A number of residents in the Pinebrook and Jeremy Ranch communities are concerned about the safety of pedestrians, especially near the intersection of Homestead and Rasmussen Roads. Among solutions proposed, a pedestrian underpass beneath Interstate 80 is one of them.
The cause has been gaining steam via social media in the last month. A month ago, a Facebook Community Group called 'Park City Pedestrian Passage' was formed, and has since garnered 152 likes. The group's purpose is:
"The Pinebrook and Jeremy Ranch freeway on and off ramps and surrounding intersections are very congested and dangerous for pedestrians and bike riders. This page is dedicated to help raise awareness and address [the] problem to get it fixed!"
The creator of the page and driving force behind the awareness campaign is Jeremy Ranch resident Jennifer Terry. Terry claims she is "not a politician, just a mom," and describes this push for greater pedestrian access as a "grassroots movement" in her community.
Summit County Engineer Derrick Radke said that the county currently has a concept plan to help address traffic issues around Homestead Rd. at the Jeremy Ranch exit off I-80 that involves implementing four roundabouts. The project would include pedestrian improvements and sidewalks, but the county needs the Utah Department of Transportation to sign off on the plan.
One of the proposed schematics for addressing pedestrian concerns can be seen on Terry's Facebook page. It involves a bike path that would feature a tunnel underneath Homestead Rd. with another tunnel going under Rasmussen Rd. under the Jeremy Ranch Elementary School car entrance.
Another schematic shows two pedestrian underpasses crossing underneath I-80, connecting Jeremy Ranch with Pinebrook. Both would stretch from Rasmussen Rd. to Kilby Rd. and could involve wildlife fencing that would be placed alongside I-80.
"We have four schools in this immediate area. We all have kids younger than middle school and younger," Terry said. "They all like to ride their bikes to school and they can't. Jeremy Ranch [Elementary] has the least amount of kids riding their bikes to school because it's simply unsafe."
Radke said a tunnel could be very expensive, but the county would need to study the costs to see if it could be feasible. The county, he said, is currently not budgeting for construction, but rather for design. Approval would have to come from UDOT.

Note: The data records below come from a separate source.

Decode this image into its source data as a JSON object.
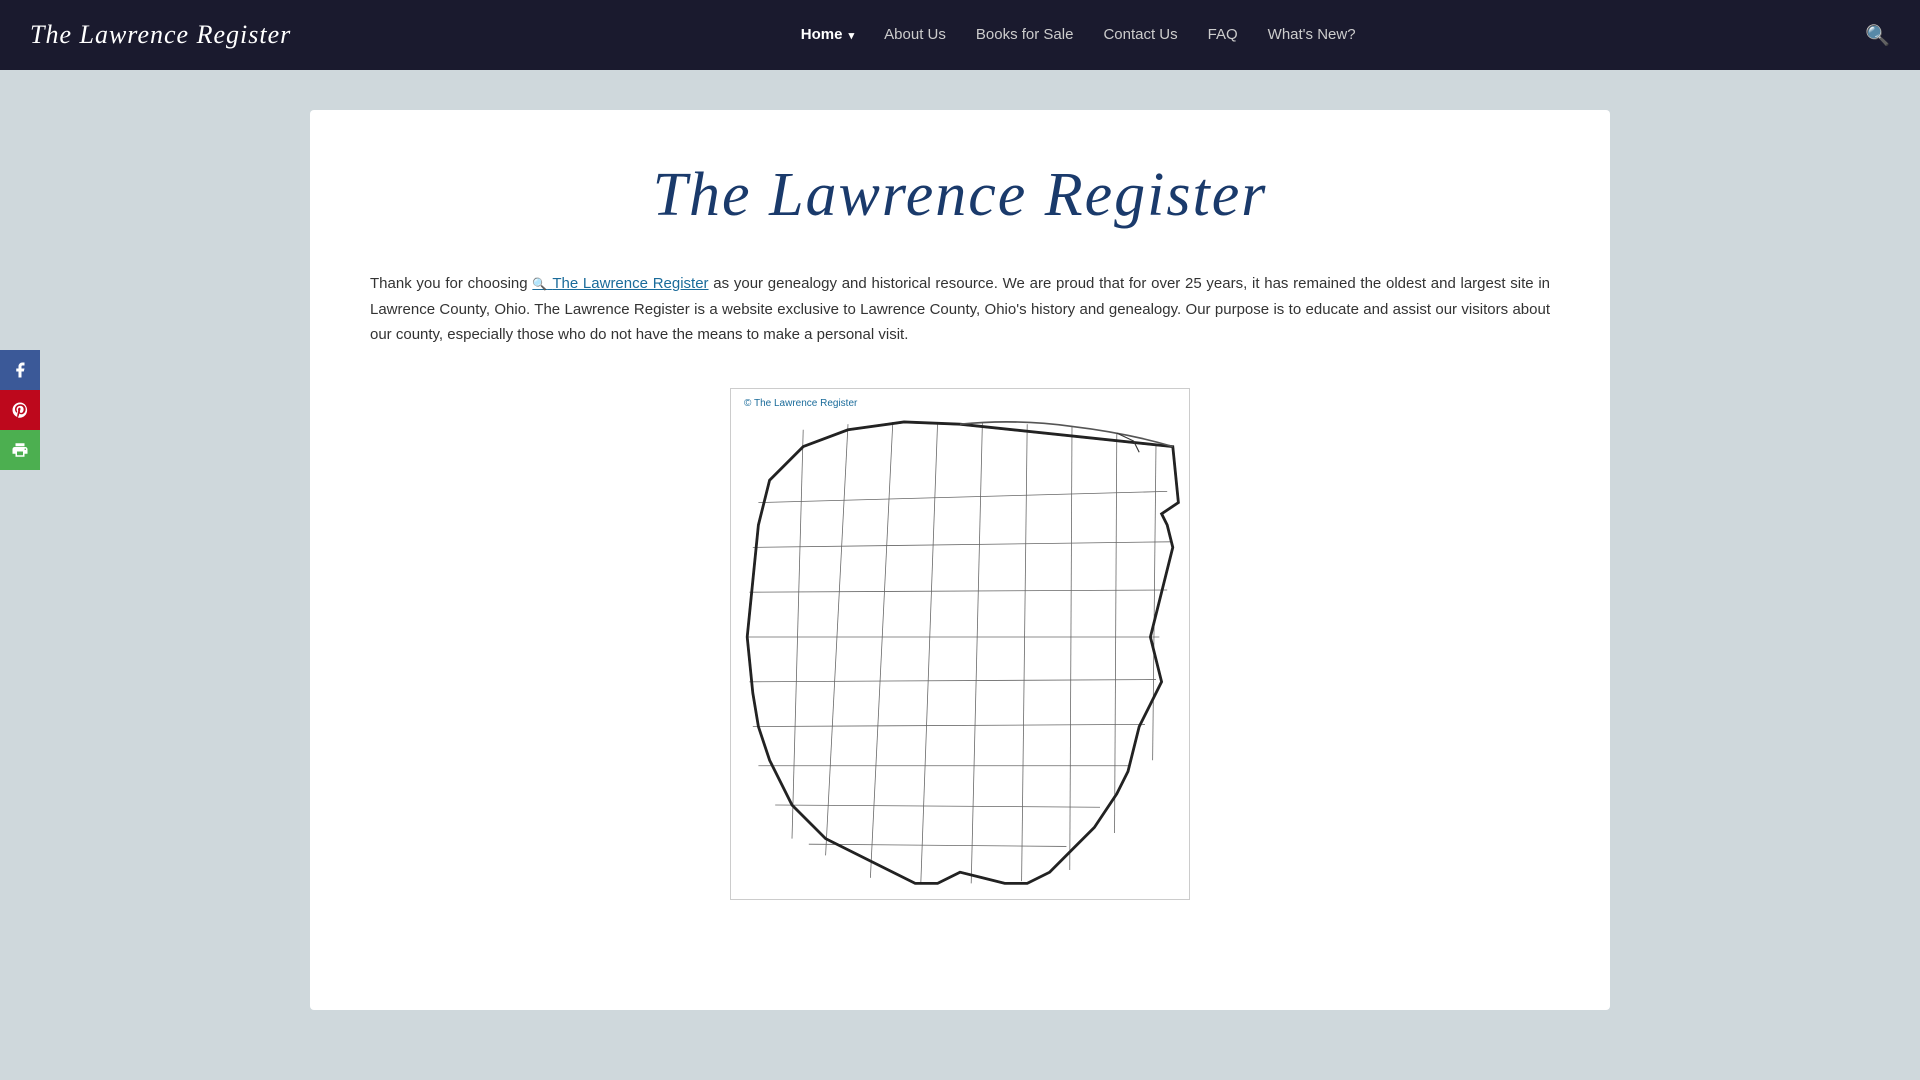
{
  "nav": {
    "logo": "The Lawrence Register",
    "links": [
      {
        "label": "Home",
        "active": true,
        "hasDropdown": true
      },
      {
        "label": "About Us",
        "active": false
      },
      {
        "label": "Books for Sale",
        "active": false
      },
      {
        "label": "Contact Us",
        "active": false
      },
      {
        "label": "FAQ",
        "active": false
      },
      {
        "label": "What's New?",
        "active": false
      }
    ]
  },
  "main": {
    "page_title": "The Lawrence Register",
    "intro_text_before_link": "Thank you for choosing ",
    "intro_link_text": "The Lawrence Register",
    "intro_text_after_link": " as your genealogy and historical resource. We are proud that for over 25 years, it has remained the oldest and largest site in Lawrence County, Ohio. The Lawrence Register is a website exclusive to Lawrence County, Ohio's history and genealogy. Our purpose is to educate and assist our visitors about our county, especially those who do not have the means to make a personal visit.",
    "map_caption": "© The Lawrence Register"
  },
  "social": {
    "facebook_label": "Facebook",
    "pinterest_label": "Pinterest",
    "print_label": "Print"
  },
  "colors": {
    "nav_bg": "#1a1a2e",
    "accent_blue": "#1a3a6b",
    "link_color": "#1a6b9a"
  }
}
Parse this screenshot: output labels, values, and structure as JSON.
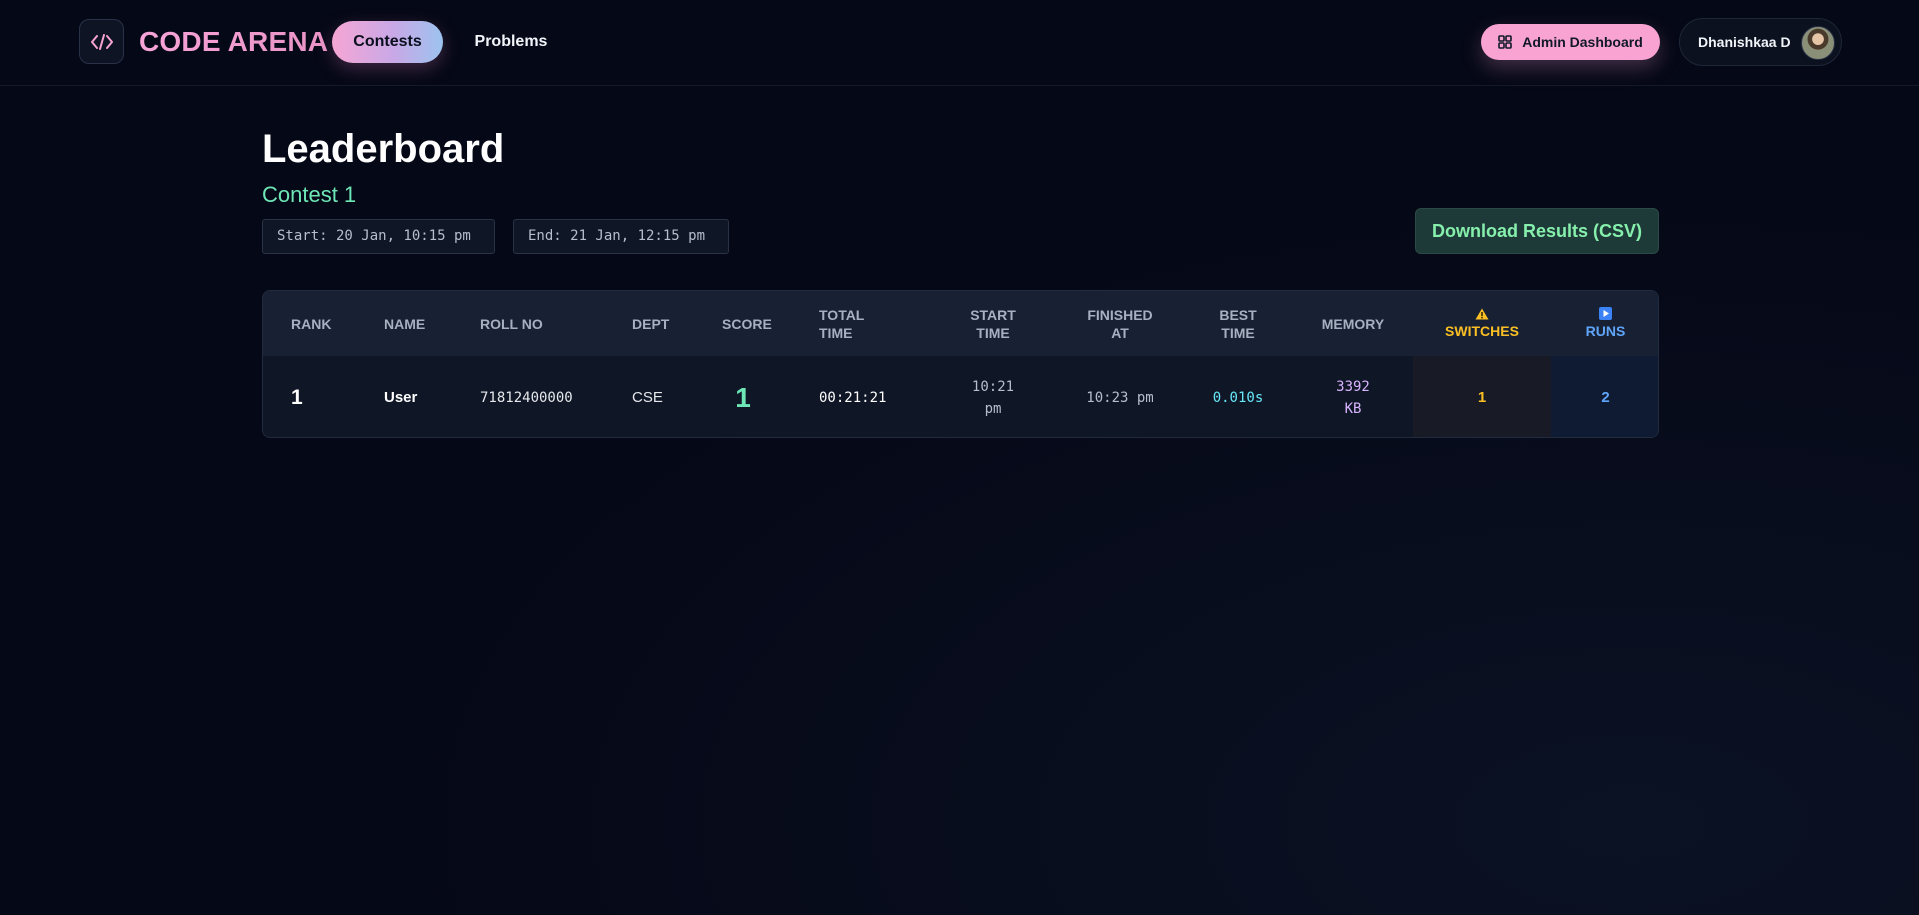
{
  "header": {
    "brand": "CODE ARENA",
    "nav": {
      "contests": "Contests",
      "problems": "Problems"
    },
    "admin_button": "Admin Dashboard",
    "user_name": "Dhanishkaa D"
  },
  "page": {
    "title": "Leaderboard",
    "contest_name": "Contest 1",
    "start": "Start: 20 Jan, 10:15 pm",
    "end": "End: 21 Jan, 12:15 pm",
    "download_button": "Download Results (CSV)"
  },
  "table": {
    "headers": {
      "rank": "RANK",
      "name": "NAME",
      "roll": "ROLL NO",
      "dept": "DEPT",
      "score": "SCORE",
      "total_time_1": "TOTAL",
      "total_time_2": "TIME",
      "start_time_1": "START",
      "start_time_2": "TIME",
      "finished_1": "FINISHED",
      "finished_2": "AT",
      "best_1": "BEST",
      "best_2": "TIME",
      "memory": "MEMORY",
      "switches": "SWITCHES",
      "runs": "RUNS"
    },
    "rows": [
      {
        "rank": "1",
        "name": "User",
        "roll": "71812400000",
        "dept": "CSE",
        "score": "1",
        "total_time": "00:21:21",
        "start_time_1": "10:21",
        "start_time_2": "pm",
        "finished_at": "10:23 pm",
        "best_time": "0.010s",
        "memory_1": "3392",
        "memory_2": "KB",
        "switches": "1",
        "runs": "2"
      }
    ]
  },
  "colors": {
    "accent_pink": "#f9a3d3",
    "accent_green": "#6ee7b7",
    "switch_amber": "#fbbf24",
    "runs_blue": "#60a5fa",
    "best_time_cyan": "#67e8f9",
    "memory_violet": "#d8b4fe"
  },
  "icons": {
    "logo": "code-brackets-icon",
    "admin": "grid-icon",
    "switches": "warning-icon",
    "runs": "play-icon"
  }
}
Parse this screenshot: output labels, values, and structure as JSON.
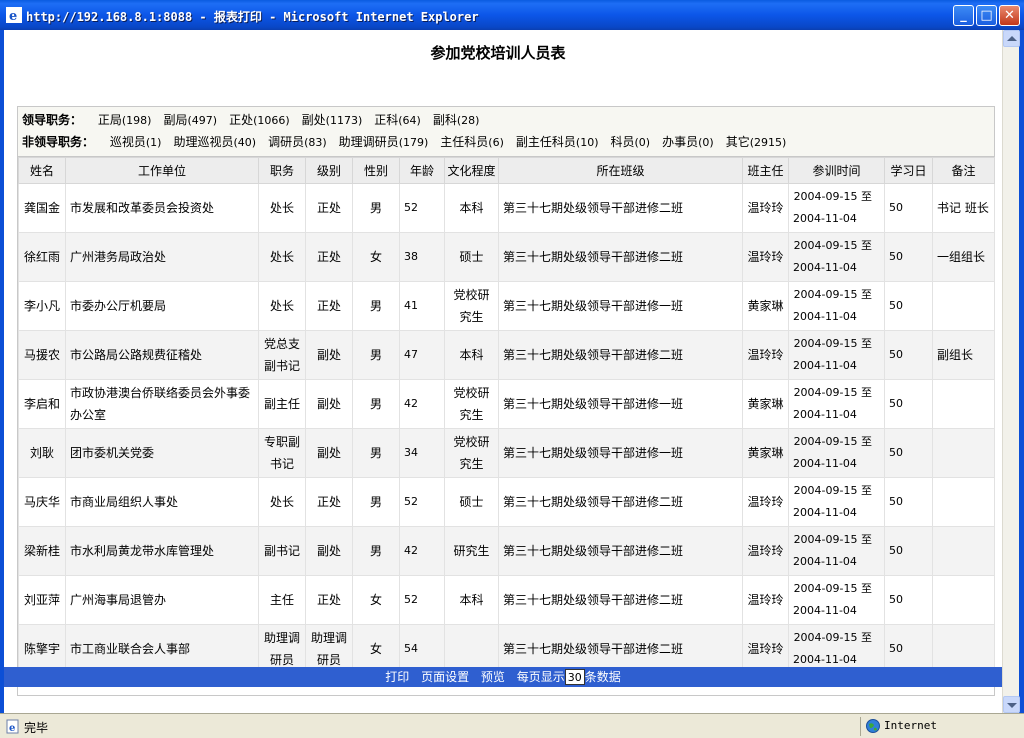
{
  "window": {
    "title": "http://192.168.8.1:8088 - 报表打印 - Microsoft Internet Explorer",
    "minimize_glyph": "_",
    "maximize_glyph": "□",
    "close_glyph": "✕"
  },
  "page": {
    "title": "参加党校培训人员表"
  },
  "filters": {
    "leader": {
      "label": "领导职务：",
      "items": [
        {
          "name": "正局",
          "count": "(198)"
        },
        {
          "name": "副局",
          "count": "(497)"
        },
        {
          "name": "正处",
          "count": "(1066)"
        },
        {
          "name": "副处",
          "count": "(1173)"
        },
        {
          "name": "正科",
          "count": "(64)"
        },
        {
          "name": "副科",
          "count": "(28)"
        }
      ]
    },
    "non_leader": {
      "label": "非领导职务：",
      "items": [
        {
          "name": "巡视员",
          "count": "(1)"
        },
        {
          "name": "助理巡视员",
          "count": "(40)"
        },
        {
          "name": "调研员",
          "count": "(83)"
        },
        {
          "name": "助理调研员",
          "count": "(179)"
        },
        {
          "name": "主任科员",
          "count": "(6)"
        },
        {
          "name": "副主任科员",
          "count": "(10)"
        },
        {
          "name": "科员",
          "count": "(0)"
        },
        {
          "name": "办事员",
          "count": "(0)"
        },
        {
          "name": "其它",
          "count": "(2915)"
        }
      ]
    }
  },
  "table": {
    "headers": [
      "姓名",
      "工作单位",
      "职务",
      "级别",
      "性别",
      "年龄",
      "文化程度",
      "所在班级",
      "班主任",
      "参训时间",
      "学习日",
      "备注"
    ],
    "rows": [
      {
        "name": "龚国金",
        "unit": "市发展和改革委员会投资处",
        "post": "处长",
        "level": "正处",
        "sex": "男",
        "age": "52",
        "edu": "本科",
        "class": "第三十七期处级领导干部进修二班",
        "teacher": "温玲玲",
        "time_from": "2004-09-15 至",
        "time_to": "2004-11-04",
        "days": "50",
        "note": "书记 班长"
      },
      {
        "name": "徐红雨",
        "unit": "广州港务局政治处",
        "post": "处长",
        "level": "正处",
        "sex": "女",
        "age": "38",
        "edu": "硕士",
        "class": "第三十七期处级领导干部进修二班",
        "teacher": "温玲玲",
        "time_from": "2004-09-15 至",
        "time_to": "2004-11-04",
        "days": "50",
        "note": "一组组长"
      },
      {
        "name": "李小凡",
        "unit": "市委办公厅机要局",
        "post": "处长",
        "level": "正处",
        "sex": "男",
        "age": "41",
        "edu": "党校研究生",
        "class": "第三十七期处级领导干部进修一班",
        "teacher": "黄家琳",
        "time_from": "2004-09-15 至",
        "time_to": "2004-11-04",
        "days": "50",
        "note": ""
      },
      {
        "name": "马援农",
        "unit": "市公路局公路规费征稽处",
        "post": "党总支副书记",
        "level": "副处",
        "sex": "男",
        "age": "47",
        "edu": "本科",
        "class": "第三十七期处级领导干部进修二班",
        "teacher": "温玲玲",
        "time_from": "2004-09-15 至",
        "time_to": "2004-11-04",
        "days": "50",
        "note": "副组长"
      },
      {
        "name": "李启和",
        "unit": "市政协港澳台侨联络委员会外事委办公室",
        "post": "副主任",
        "level": "副处",
        "sex": "男",
        "age": "42",
        "edu": "党校研究生",
        "class": "第三十七期处级领导干部进修一班",
        "teacher": "黄家琳",
        "time_from": "2004-09-15 至",
        "time_to": "2004-11-04",
        "days": "50",
        "note": ""
      },
      {
        "name": "刘耿",
        "unit": "团市委机关党委",
        "post": "专职副书记",
        "level": "副处",
        "sex": "男",
        "age": "34",
        "edu": "党校研究生",
        "class": "第三十七期处级领导干部进修一班",
        "teacher": "黄家琳",
        "time_from": "2004-09-15 至",
        "time_to": "2004-11-04",
        "days": "50",
        "note": ""
      },
      {
        "name": "马庆华",
        "unit": "市商业局组织人事处",
        "post": "处长",
        "level": "正处",
        "sex": "男",
        "age": "52",
        "edu": "硕士",
        "class": "第三十七期处级领导干部进修二班",
        "teacher": "温玲玲",
        "time_from": "2004-09-15 至",
        "time_to": "2004-11-04",
        "days": "50",
        "note": ""
      },
      {
        "name": "梁新桂",
        "unit": "市水利局黄龙带水库管理处",
        "post": "副书记",
        "level": "副处",
        "sex": "男",
        "age": "42",
        "edu": "研究生",
        "class": "第三十七期处级领导干部进修二班",
        "teacher": "温玲玲",
        "time_from": "2004-09-15 至",
        "time_to": "2004-11-04",
        "days": "50",
        "note": ""
      },
      {
        "name": "刘亚萍",
        "unit": "广州海事局退管办",
        "post": "主任",
        "level": "正处",
        "sex": "女",
        "age": "52",
        "edu": "本科",
        "class": "第三十七期处级领导干部进修二班",
        "teacher": "温玲玲",
        "time_from": "2004-09-15 至",
        "time_to": "2004-11-04",
        "days": "50",
        "note": ""
      },
      {
        "name": "陈擎宇",
        "unit": "市工商业联合会人事部",
        "post": "助理调研员",
        "level": "助理调研员",
        "sex": "女",
        "age": "54",
        "edu": "",
        "class": "第三十七期处级领导干部进修二班",
        "teacher": "温玲玲",
        "time_from": "2004-09-15 至",
        "time_to": "2004-11-04",
        "days": "50",
        "note": ""
      }
    ]
  },
  "printbar": {
    "print": "打印",
    "page_setup": "页面设置",
    "preview": "预览",
    "per_page_prefix": "每页显示",
    "per_page_value": "30",
    "per_page_suffix": "条数据"
  },
  "statusbar": {
    "status": "完毕",
    "zone": "Internet"
  },
  "colors": {
    "titlebar": "#0c56e8",
    "printbar": "#2f5fd0",
    "header_bg": "#ededed"
  }
}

"We looked at this five-plus years ago and everybody was gung-ho to go [forward with the roundabouts]. Then traffic went down a bit and UDOT had other funding priorities," Radke said.
Summit County Transportation Engineer Kent Wilkerson said the county would not implement four roundabouts without a pedestrian passageway. He is aware of residents' concerns and encourages dialogue on the subject.
"The biggest frustration is the fact that there are no pedestrian ways in that area," Wilkerson said. "The current Master Plan calls for pedestrian improvements any time we do projects. We're open to looking at alternatives."
Terry said she knows that Park City is a proponent of trail interconnectivity, but she said the Jeremy Ranch community, in particular, is "neglected" in this way.
"We need more non-motorized paths in our area," Terry said. "All I want is to have that pedestrian access included into the giant design before they start. If they do that whole design and [don't] include that pedestrian passage, it'll take another 10 years for them to retrofit something."
Wilkerson said the county wants to work with the Snyderville Basin Special Recreation District in addressing pedestrian issues such as these, and updating the Snyderville Basin Recreation and Trails Master Plan may be one step in that direction.
Terry said she simply wants to raise awareness about the pedestrian issues around Jeremy Ranch and Pinebrook and that many residents would find such underpasses beneficial.
"I'm thinking that the traffic reduction would be significant if kids could ride to school," Terry said. "I want to raise awareness that there is a need for this. Maybe my ideas aren't perfect and maybe somebody has a better idea of how to solve the problem. I want this to be a win-win for everybody."